The 15-campus community college network educates about 47 percent of the 300,000 students enrolled in the state’s public higher education system. The average annual cost of attending a community college in Massachusetts is about $5,375; the national average is $3,800.

With many details still unknown, Governor Charlie Baker declined to take a position, saying in a statement that he looks forward to reviewing Obama’s proposal “to consider the educational as well as budgetary impact it would have on the Commonwealth.”

Baker has said he wants to make higher education more affordable, and to improve its connections to the workforce.

Many of the state’s community college leaders said they generally back Obama’s proposal and are hopeful it will someday become a reality, but they also want to see more specifics before signing on fully, including what, if any, effect it would have on funding for federal Pell Grant need-based scholarships.

“The biggest question is: If it works, how do we sustain it?” said Lane Glenn, president of Northern Essex Community College in Haverhill. “What happens when the next recession hits?
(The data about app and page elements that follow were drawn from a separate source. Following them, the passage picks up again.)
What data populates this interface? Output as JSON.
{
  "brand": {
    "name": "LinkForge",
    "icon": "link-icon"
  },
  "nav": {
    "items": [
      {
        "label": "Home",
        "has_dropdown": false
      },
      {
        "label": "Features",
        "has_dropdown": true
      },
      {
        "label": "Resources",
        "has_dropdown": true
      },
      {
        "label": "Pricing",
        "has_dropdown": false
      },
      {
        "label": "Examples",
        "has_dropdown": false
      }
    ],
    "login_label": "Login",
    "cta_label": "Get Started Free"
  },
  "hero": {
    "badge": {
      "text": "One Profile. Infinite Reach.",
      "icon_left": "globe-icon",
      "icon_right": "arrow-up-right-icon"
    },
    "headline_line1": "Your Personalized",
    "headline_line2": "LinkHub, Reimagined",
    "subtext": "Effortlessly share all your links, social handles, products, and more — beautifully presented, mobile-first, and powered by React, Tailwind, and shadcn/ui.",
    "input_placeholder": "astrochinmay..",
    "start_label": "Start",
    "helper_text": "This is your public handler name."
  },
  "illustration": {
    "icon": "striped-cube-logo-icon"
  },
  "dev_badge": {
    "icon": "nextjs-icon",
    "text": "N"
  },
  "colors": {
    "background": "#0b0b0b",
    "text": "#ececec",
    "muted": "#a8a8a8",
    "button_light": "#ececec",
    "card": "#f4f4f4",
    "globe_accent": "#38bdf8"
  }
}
What happens when the next president or Congress makes budget cuts?”

John O’Donnell, president of Massachusetts Bay Community College in Wellesley, said he believes the state eventually will move to this kind of model. “For economic and social justice reasons, it’s absolutely necessary,” he said.

Bunker Hill Community College students could benefit from the president’s proposal.Suzanne Kreiter/Globe Staff/Globe staff

In addition to benefiting students, the proposal could provide an important economic boost, supporters said.


Data show graduates from public colleges are more likely to stay and work in Massachusetts than those from private schools. Richard Freeland, the state’s higher education commissioner, said he believes the Obama proposal would not only allow more people to enroll in public higher education, but would also increase their likelihood of graduating and of seeking a bachelor’s degree.

However, some said they believe the proposal is misguided.

Judah Bellin, a higher education researcher and associate editor at Manhattan Institute, a conservative think tank, said he’s concerned that it could flood community colleges with students without doing enough to increase graduation rates.

“We don’t care about having more kids in community college if they’re not graduating,” he said. “There really has to be some sort of accountability measure.’’

Obama’s proposal was inspired by similar programs in Tennessee and Chicago.

In 2007, then-Governor Deval Patrick proposed making community college free in Massachusetts. But the idea was scrapped a year later amid significant state budget cuts.

”You would see a lot more students in community college graduating if it was free,” said Justina GuirGuis, a Bunker Hill student on Obama’s plan.Suzanne Kreiter/Globe staff/Globe staff

State Representative Sean Garballey, an Arlington Democrat, said he plans to refile a measure that would provide scholarships covering one year of tuition and fees to help some low-income students finish their studies at any public college or university in the state.

Amy Blanchette, 31, a single mother from Fall River, could benefit from such a proposal. She works part time to cover living expenses, and for school relies on Pell Grant funding, which paid for all but $300 of her first semester at Bristol Community College this fall.


However, Blanchette said, she worries whether she will be able to continue to pay for classes when she transfers to University of Massachusetts Dartmouth in two years. “I can barely afford to live right now as it is. My paycheck just goes to groceries and rent,” she said.

“Anything we do to give more people the chance to go to college is a great idea . . . people could benefit so much from it.”

Material from wire services was included in this report. Matt Rocheleau can be reached at matthew.rocheleau@ globe.com. Follow him on Twitter @mrochele